Clandestine In Delhi
Revealing local legends from hidden monuments, tucked away in unknown corners of the capital. Fascinating stories of sultans, begums, commoners and slaves consigned to oblivion
Tomb of Mohammad Shah, Lodi Garden: An octagonal tomb built of lime and stone whose dome springs from a 16-side drum, this tomb belonged to the third king of the Saiyyid dynasty, Sultan Mohammad Shah who ruled Delhi from 1443-45 CE. Built by his son Alauddin Alam Shah, it is locally known as Mubarak Khan Ka Gumbad. There are many graves inside but the identity of those buried in them is unknown.
Dadi Poti ka Gumbad, Hauz Khas: Built during the Lodi era (1451-1526 CE), this duo of tombs is known both as Dadi Poti ka Gumbad and Biwi Bandi ka Gumbad. According to local lore, a noble lady built the larger tomb for herself and the smaller one either for her poti (granddaughter) or bandi (serving lady and friend).
Chor Minar, Hauz Khas: This 13th-century minaret was built by Alauddin Khilji to strike fear in the hearts of the masses. As per legend, the 225 holes in the tower were used to exhibit the severed heads of thieves.
Jami Masjid, Firoz Shah Kotla: The mosque, built in 1354 CE, was so grand that Timur ordered a similar one to be made in Samarqand. Today not much of it remains. The entrance door of the mosque faces north, as the Yamuna flows very close to its eastern walls. Prayers are offered here daily until today.
—With inputs by Suchismita Ukil and Blessy Augustine

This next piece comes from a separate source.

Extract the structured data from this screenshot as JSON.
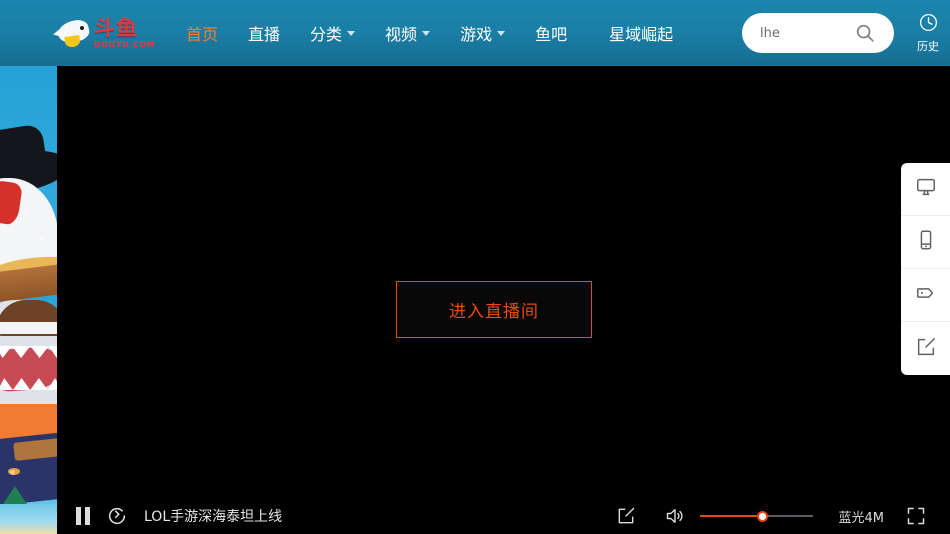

From the book The Forgotten Cities of Delhi, written by Rana Safvi, photographs by Syed Mohammad Qasim published by HarperCollins India